The compose window is a similar story. Fire up a new email message or click ‘reply’, and you’re presented with a window that has shed loads of white space and beautifully designed, minimalist controls. It’s a joy to browse your inbox and write emails in Newton.
The filter buttons deserve special mention. You’re given three options – starred, unread and ‘recap’. I found myself using the unread filter more than I ever have in any other email client. It’s just so clickable, and the simplicity with which emails are displayed in Newton makes this just about the easiest way I’ve found to keep on top of my unread email.
Recap is an interesting idea too. It’s designed to surface emails and conversations you may have missed. Alas, I can’t get it to display anything – but that might be because I’m so obsessed with keeping my email game in order.
So, email triage is what Newton excels at. I also love the simple, super-minimalist design.
Unfortunately, there are a few problems.
What I don’t like about Newton
As much as I like Newton’s no-nonsense approach to design and its user interface, the developers seem to have got a few things inexplicably wrong.
I’ll start with the left-hand pane which displays your email accounts and folders.
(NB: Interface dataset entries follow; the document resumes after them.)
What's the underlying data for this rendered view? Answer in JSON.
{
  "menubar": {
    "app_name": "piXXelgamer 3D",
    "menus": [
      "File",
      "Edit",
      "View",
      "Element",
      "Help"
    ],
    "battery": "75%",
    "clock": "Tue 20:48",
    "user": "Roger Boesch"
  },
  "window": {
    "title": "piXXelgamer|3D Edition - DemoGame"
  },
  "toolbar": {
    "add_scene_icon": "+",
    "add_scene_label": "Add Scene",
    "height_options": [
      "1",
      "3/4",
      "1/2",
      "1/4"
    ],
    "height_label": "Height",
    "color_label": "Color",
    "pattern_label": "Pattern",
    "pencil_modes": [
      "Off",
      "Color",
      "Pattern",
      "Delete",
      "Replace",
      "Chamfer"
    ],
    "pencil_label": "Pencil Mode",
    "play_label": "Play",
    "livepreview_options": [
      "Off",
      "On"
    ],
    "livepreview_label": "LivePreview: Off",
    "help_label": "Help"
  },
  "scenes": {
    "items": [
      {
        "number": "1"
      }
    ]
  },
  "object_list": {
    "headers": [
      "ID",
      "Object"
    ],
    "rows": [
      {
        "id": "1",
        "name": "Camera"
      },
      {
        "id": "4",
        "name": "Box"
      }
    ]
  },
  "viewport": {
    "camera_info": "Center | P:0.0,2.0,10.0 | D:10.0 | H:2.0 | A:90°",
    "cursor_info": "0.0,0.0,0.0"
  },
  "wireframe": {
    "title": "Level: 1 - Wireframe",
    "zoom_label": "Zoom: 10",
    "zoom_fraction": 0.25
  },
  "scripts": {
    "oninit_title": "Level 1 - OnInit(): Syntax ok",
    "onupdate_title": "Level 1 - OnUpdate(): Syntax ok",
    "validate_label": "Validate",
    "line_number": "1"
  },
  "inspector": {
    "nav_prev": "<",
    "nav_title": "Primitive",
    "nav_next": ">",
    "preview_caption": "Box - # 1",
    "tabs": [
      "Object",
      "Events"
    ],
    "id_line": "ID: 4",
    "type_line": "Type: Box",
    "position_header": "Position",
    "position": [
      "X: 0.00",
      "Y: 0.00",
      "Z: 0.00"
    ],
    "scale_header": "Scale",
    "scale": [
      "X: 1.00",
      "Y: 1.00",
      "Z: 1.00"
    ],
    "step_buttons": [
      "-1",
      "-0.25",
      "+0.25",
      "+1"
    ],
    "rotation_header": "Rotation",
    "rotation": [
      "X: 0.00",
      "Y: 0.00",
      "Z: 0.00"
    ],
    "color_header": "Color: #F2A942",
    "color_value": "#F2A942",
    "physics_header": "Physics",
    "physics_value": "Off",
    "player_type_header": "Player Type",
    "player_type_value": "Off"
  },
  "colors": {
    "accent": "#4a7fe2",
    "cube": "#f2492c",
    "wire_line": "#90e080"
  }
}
Try as I might, I cannot find a way to make it sticky; it is obsessed with hiding until called upon. Which is something I do constantly.
To unearth it from its slumber, you either motion your mouse pointer to the far left of the screen or click the menu control at the top-left.
I’m all for keeping apps uncluttered, but I’d like some customisability please, Newton. Maybe it’s the time I’ve spent with email clients that do have a persistent folder view (i.e. all of them), but it just feels slightly unnerving not having it there.
Signatures are a problem too. I can’t find a way in Newton to add images to my signatures. Have I missed a setting somewhere? Let me know in the comments, please.
Spark, Outlook and Apple Mail have all got me rather used to swipe actions for email. They’re incredibly useful not just on iOS, but on the Mac, too, and I was dismayed to find that Newton doesn’t offer any form of swipe-ability on macOS. This is tempered slightly by the ease with which you can triage emails via the simple UI, but it’d be even faster if we could swipe to archive, delete or read/unread.
Again – have I missed a setting somewhere? It feels like this stuff is so obvious.
But there are two annoyances in Newton which make it a no-go for me, and they’re the simplest of things.
Firstly, there doesn’t appear to be any form of built-in spell checking on the macOS version. I really, really dislike this. I’m a fast typist, but mainly because I have a habit of mashing the keys; over the years, I’ve become accustomed to software tidying up the trail of destruction left behind by my fingers.
Newton, therefore, leaves me with the distinct possibility of sending error-strewn emails if I’m in a hurry. Not good enough. And yes, I know I should get better at typing. I just can’t be arsed.
Secondly, and for reasons I cannot fathom, Newton places the controls for replying and forwarding emails at the bottom of the email you’re viewing. If the email in question is a long discussion with multiple replies, you have to scroll forever just to reply to the damn thing. This is silly. Every other email client I’ve used has the controls at the top of the screen (and, in some cases, at the bottom, too).
So, can you supercharge email?!
No. Not with Newton.
The Verge described Newton (or CloudMagic, as it was originally known) as “it isn’t iA Writer for email, but it’s damn close”. I think that’s such a smart comparison.
iA Writer offers a stripped-down writing experience and it is consequently brilliant at helping you get words down onto a page as quickly as possible. Newton is similar; it helps you bash through your inbox like an email superhero, and there’s very little to get in the way if you simply want to deal with a bulging list of messages as quickly as possible.
But it doesn’t quite cut it for me. The problems I’ve listed above seem out of place in what is an otherwise considerately designed app. The reply controls, lack of spell checking and irritatingly shy folder list felt like speed limiters on an immensely potent car.
Newton is so close. I can see what they’re trying to do. But for me, Spark reigns king.